Father and son Robert and Conrad Coleby play father and son Lyman and Trip. Trip is a “secondary character”, those people who move the plot along. Conrad played the happy go lucky Trip well, although I found his expressions to be a little bit bland.
Robert played Lyman exactly the way I had imagined a rich, retired, politically minded American would be – polished, caring, open. Or was he?
Aunt Silda was also a secondary character, almost a cartoon characterisation. Vivienne Garrett was too fake in her portrayal of Silda, the over the top recovering alcoholic with a grudge, and I found her grating.
Polly Wyeth is not a likeable character, but there was something noble about her strong beliefs and her dedication to her grown up children. Janet Andrewartha, making her Black Swan State Theatre Company debut, was spectacular as the tough as nails, opinionated matriarch.
Undoubtedly however, the star of the show was Rebecca Davis as Brooke, the fragile writer who comes home to get her family's blessing. Davis spends most of the play begging, pleading, fretting, or for the second half, in constant tears. She skilfully portrays a woman who is battling depression, and still wants her family's reassurance that what she is doing is right. It was hard not to be drawn into the family emotions as the second half of the production came to a crescendo.
Playwright Baitz was previously executive producer of the TV hit Brothers and Sisters, and Other Desert Cities has a similar feel to it. If you like intelligent family orientated dramas, this production is for you.
Black Swan State Theatre Company and Queensland Theatre Company present
Other Desert Cities
by Jon Robin Baitz
Director Kate Cherry

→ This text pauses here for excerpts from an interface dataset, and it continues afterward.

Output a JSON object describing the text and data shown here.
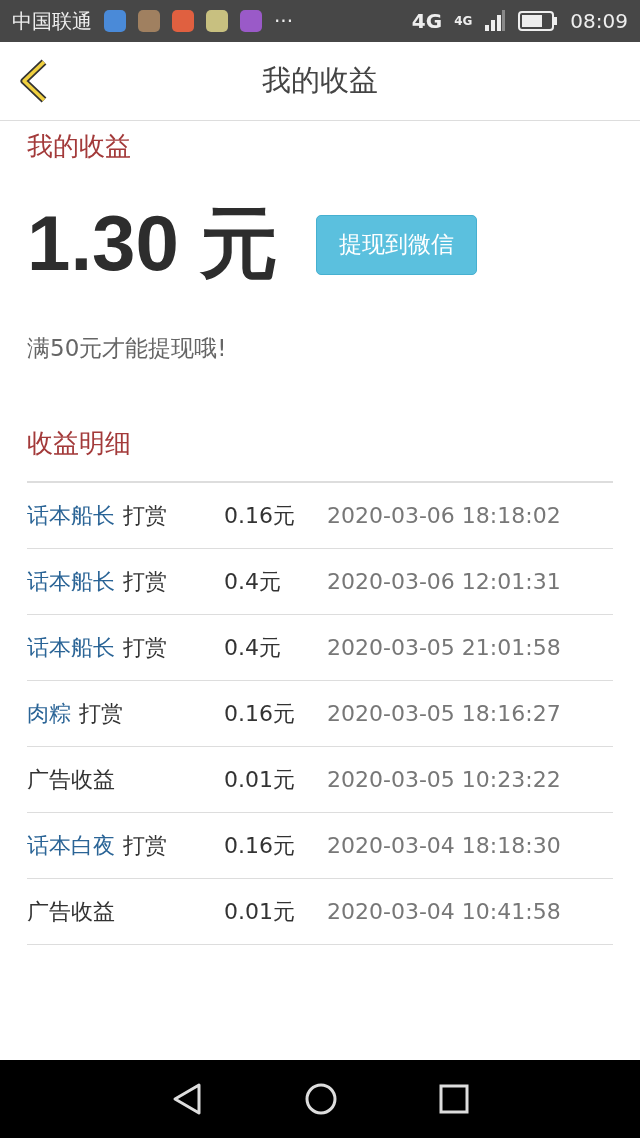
{
  "status_bar": {
    "carrier": "中国联通",
    "more": "···",
    "network_1": "4G",
    "network_2": "4G",
    "time": "08:09"
  },
  "header": {
    "title": "我的收益"
  },
  "earnings": {
    "heading": "我的收益",
    "amount": "1.30 元",
    "withdraw_button": "提现到微信",
    "note": "满50元才能提现哦!"
  },
  "details": {
    "heading": "收益明细",
    "rows": [
      {
        "kind": "reward",
        "name": "话本船长",
        "action": "打赏",
        "amount": "0.16元",
        "time": "2020-03-06 18:18:02"
      },
      {
        "kind": "reward",
        "name": "话本船长",
        "action": "打赏",
        "amount": "0.4元",
        "time": "2020-03-06 12:01:31"
      },
      {
        "kind": "reward",
        "name": "话本船长",
        "action": "打赏",
        "amount": "0.4元",
        "time": "2020-03-05 21:01:58"
      },
      {
        "kind": "reward",
        "name": "肉粽",
        "action": "打赏",
        "amount": "0.16元",
        "time": "2020-03-05 18:16:27"
      },
      {
        "kind": "ad",
        "name": "广告收益",
        "amount": "0.01元",
        "time": "2020-03-05 10:23:22"
      },
      {
        "kind": "reward",
        "name": "话本白夜",
        "action": "打赏",
        "amount": "0.16元",
        "time": "2020-03-04 18:18:30"
      },
      {
        "kind": "ad",
        "name": "广告收益",
        "amount": "0.01元",
        "time": "2020-03-04 10:41:58"
      }
    ]
  }
}
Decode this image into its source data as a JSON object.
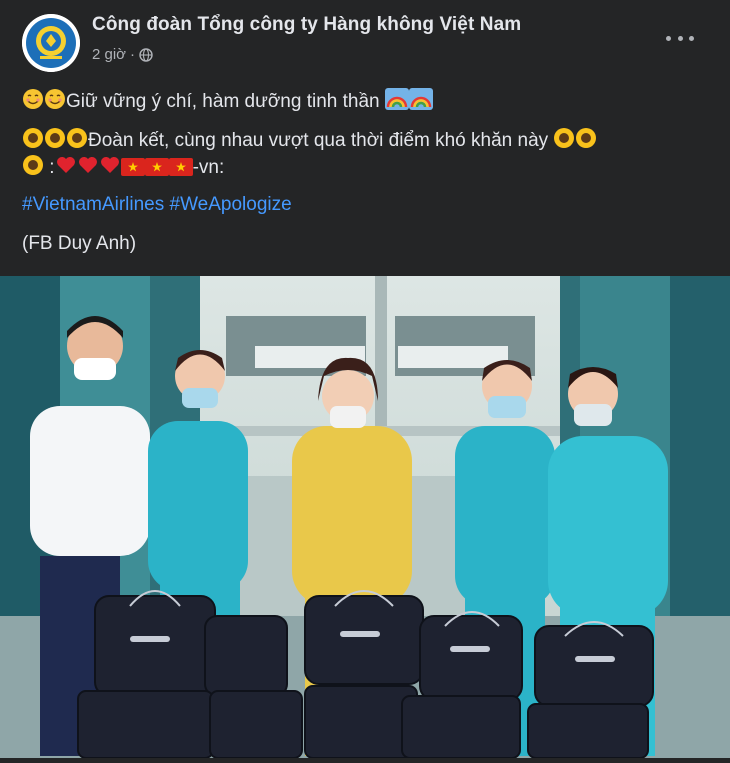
{
  "post": {
    "author": "Công đoàn Tổng công ty Hàng không Việt Nam",
    "time": "2 giờ",
    "privacy_icon": "globe-icon",
    "line1": "Giữ vững ý chí, hàm dưỡng tinh thần",
    "line2": "Đoàn kết, cùng nhau vượt qua thời điểm khó khăn này",
    "line3_suffix": "-vn:",
    "hashtag1": "#VietnamAirlines",
    "hashtag2": "#WeApologize",
    "credit": "(FB Duy Anh)"
  },
  "colors": {
    "background": "#242526",
    "text": "#e4e6eb",
    "muted": "#b0b3b8",
    "link": "#4599ff",
    "uniform_teal": "#2bb3c8",
    "uniform_yellow": "#e9c84a"
  }
}
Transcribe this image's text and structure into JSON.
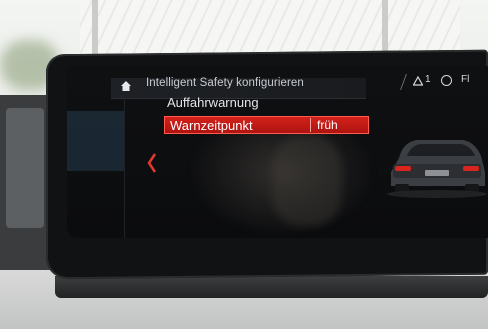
{
  "screen": {
    "breadcrumb": "Intelligent Safety konfigurieren",
    "status": {
      "warning_count": "1",
      "trailing_text": "Fl"
    },
    "menu": {
      "item_1": "Auffahrwarnung",
      "selected_label": "Warnzeitpunkt",
      "selected_value": "früh"
    }
  },
  "colors": {
    "selection": "#c81a15",
    "screen_bg": "#0d0e10",
    "text": "#e3e6ea"
  },
  "icons": [
    "home-icon",
    "warning-triangle-icon",
    "navigation-icon",
    "back-chevron-icon",
    "car-icon"
  ]
}
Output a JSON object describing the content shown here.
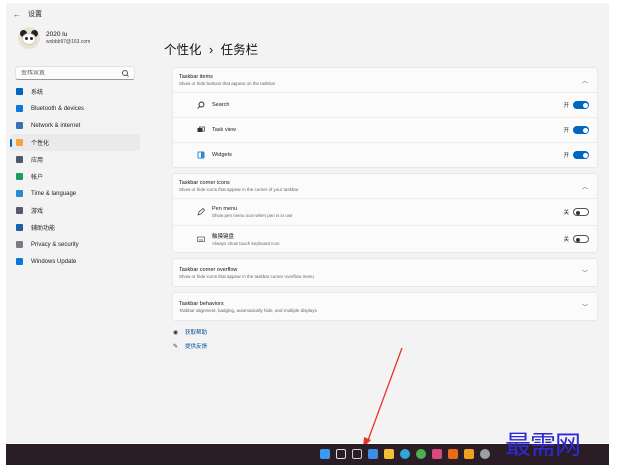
{
  "app": {
    "title": "设置",
    "back_icon": "back-arrow-icon"
  },
  "profile": {
    "name": "2020 lu",
    "email": "wxbbb97@163.com"
  },
  "search": {
    "placeholder": "查找设置"
  },
  "nav": {
    "items": [
      {
        "label": "系统",
        "icon": "system-icon",
        "color": "#0067c0",
        "active": false
      },
      {
        "label": "Bluetooth & devices",
        "icon": "bluetooth-icon",
        "color": "#0a78d4",
        "active": false
      },
      {
        "label": "Network & internet",
        "icon": "network-icon",
        "color": "#3b6fb6",
        "active": false
      },
      {
        "label": "个性化",
        "icon": "brush-icon",
        "color": "#f3a33a",
        "active": true
      },
      {
        "label": "应用",
        "icon": "apps-icon",
        "color": "#4d5a6b",
        "active": false
      },
      {
        "label": "帐户",
        "icon": "account-icon",
        "color": "#1a9b64",
        "active": false
      },
      {
        "label": "Time & language",
        "icon": "time-icon",
        "color": "#2a8ad1",
        "active": false
      },
      {
        "label": "游戏",
        "icon": "gaming-icon",
        "color": "#555d66",
        "active": false
      },
      {
        "label": "辅助功能",
        "icon": "accessibility-icon",
        "color": "#1b5fa8",
        "active": false
      },
      {
        "label": "Privacy & security",
        "icon": "shield-icon",
        "color": "#777d84",
        "active": false
      },
      {
        "label": "Windows Update",
        "icon": "update-icon",
        "color": "#0a78d4",
        "active": false
      }
    ]
  },
  "page": {
    "breadcrumb_parent": "个性化",
    "separator": "›",
    "breadcrumb_current": "任务栏"
  },
  "groups": {
    "taskbar_items": {
      "title": "Taskbar items",
      "desc": "Show or hide buttons that appear on the taskbar",
      "expanded": true,
      "rows": [
        {
          "label": "Search",
          "icon": "search-icon",
          "state": "开",
          "on": true
        },
        {
          "label": "Task view",
          "icon": "task-view-icon",
          "state": "开",
          "on": true
        },
        {
          "label": "Widgets",
          "icon": "widgets-icon",
          "state": "开",
          "on": true
        }
      ]
    },
    "corner_icons": {
      "title": "Taskbar corner icons",
      "desc": "Show or hide icons that appear in the corner of your taskbar",
      "expanded": true,
      "rows": [
        {
          "label": "Pen menu",
          "desc": "Show pen menu icon when pen is in use",
          "icon": "pen-icon",
          "state": "关",
          "on": false
        },
        {
          "label": "触摸键盘",
          "desc": "Always show touch keyboard icon",
          "icon": "keyboard-icon",
          "state": "关",
          "on": false
        }
      ]
    },
    "corner_overflow": {
      "title": "Taskbar corner overflow",
      "desc": "Show or hide icons that appear in the taskbar corner overflow menu",
      "expanded": false
    },
    "behaviors": {
      "title": "Taskbar behaviors",
      "desc": "Taskbar alignment, badging, automatically hide, and multiple displays",
      "expanded": false
    }
  },
  "help": {
    "get_help": "获取帮助",
    "feedback": "提供反馈"
  },
  "taskbar": {
    "icons": [
      {
        "name": "start-icon",
        "color": "#3a9bf0"
      },
      {
        "name": "search-icon",
        "color": "#dddddd"
      },
      {
        "name": "task-view-icon",
        "color": "#cccccc"
      },
      {
        "name": "widgets-icon",
        "color": "#3a8ee6"
      },
      {
        "name": "file-explorer-icon",
        "color": "#f2c037"
      },
      {
        "name": "edge-icon",
        "color": "#2fa6d8"
      },
      {
        "name": "chrome-icon",
        "color": "#4caf50"
      },
      {
        "name": "app-icon",
        "color": "#d94c7a"
      },
      {
        "name": "app-icon",
        "color": "#e86b1c"
      },
      {
        "name": "app-icon",
        "color": "#f0a020"
      },
      {
        "name": "settings-icon",
        "color": "#9aa0a6"
      }
    ]
  },
  "watermark": "最需网",
  "accent_color": "#0067c0"
}
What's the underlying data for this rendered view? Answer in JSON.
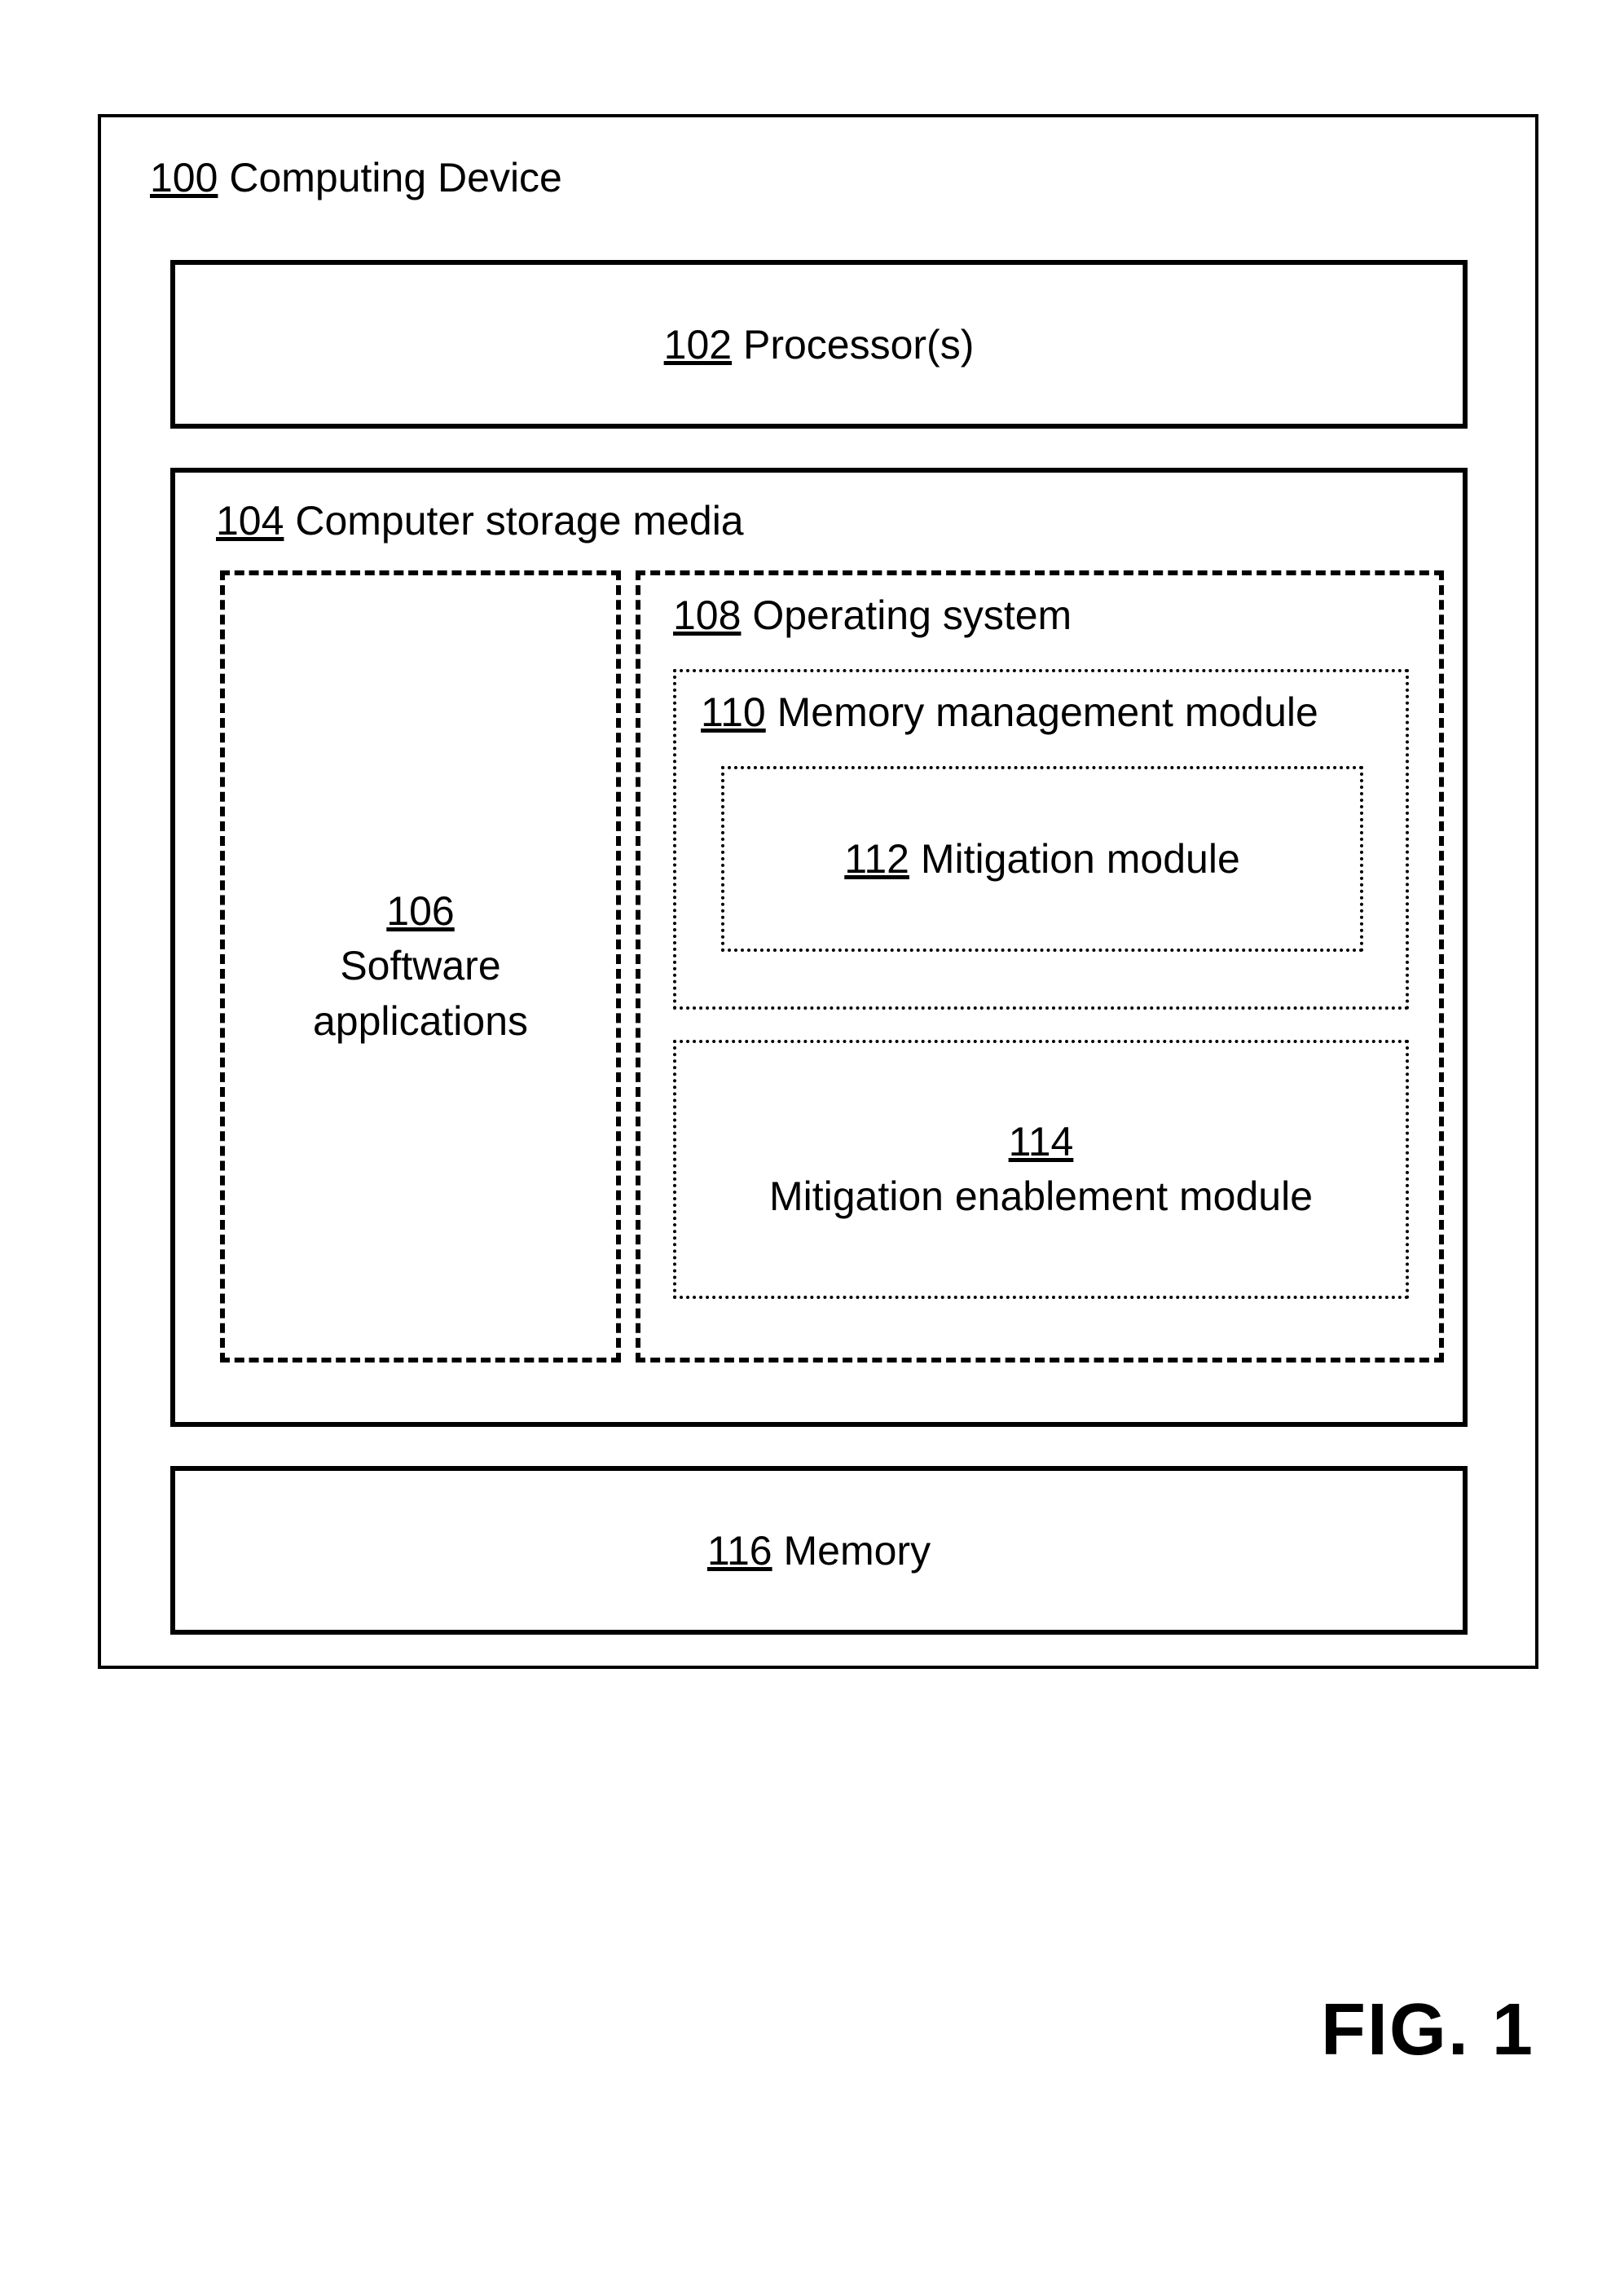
{
  "figure_label": "FIG. 1",
  "device": {
    "ref": "100",
    "label": "Computing Device"
  },
  "processors": {
    "ref": "102",
    "label": "Processor(s)"
  },
  "storage": {
    "ref": "104",
    "label": "Computer storage media"
  },
  "software": {
    "ref": "106",
    "label_line1": "Software",
    "label_line2": "applications"
  },
  "os": {
    "ref": "108",
    "label": "Operating system"
  },
  "memory_mgmt": {
    "ref": "110",
    "label": "Memory management module"
  },
  "mitigation": {
    "ref": "112",
    "label": "Mitigation module"
  },
  "mitigation_enable": {
    "ref": "114",
    "label": "Mitigation enablement module"
  },
  "memory": {
    "ref": "116",
    "label": "Memory"
  }
}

Venue: Heath Ledger Theatre | State Theatre Centre, 174 William St, Perth
Dates: 20 July – 4 August 2013
Tickets: $69.50 – $24.50
Bookings: ticketek.com.au | 1300 795 012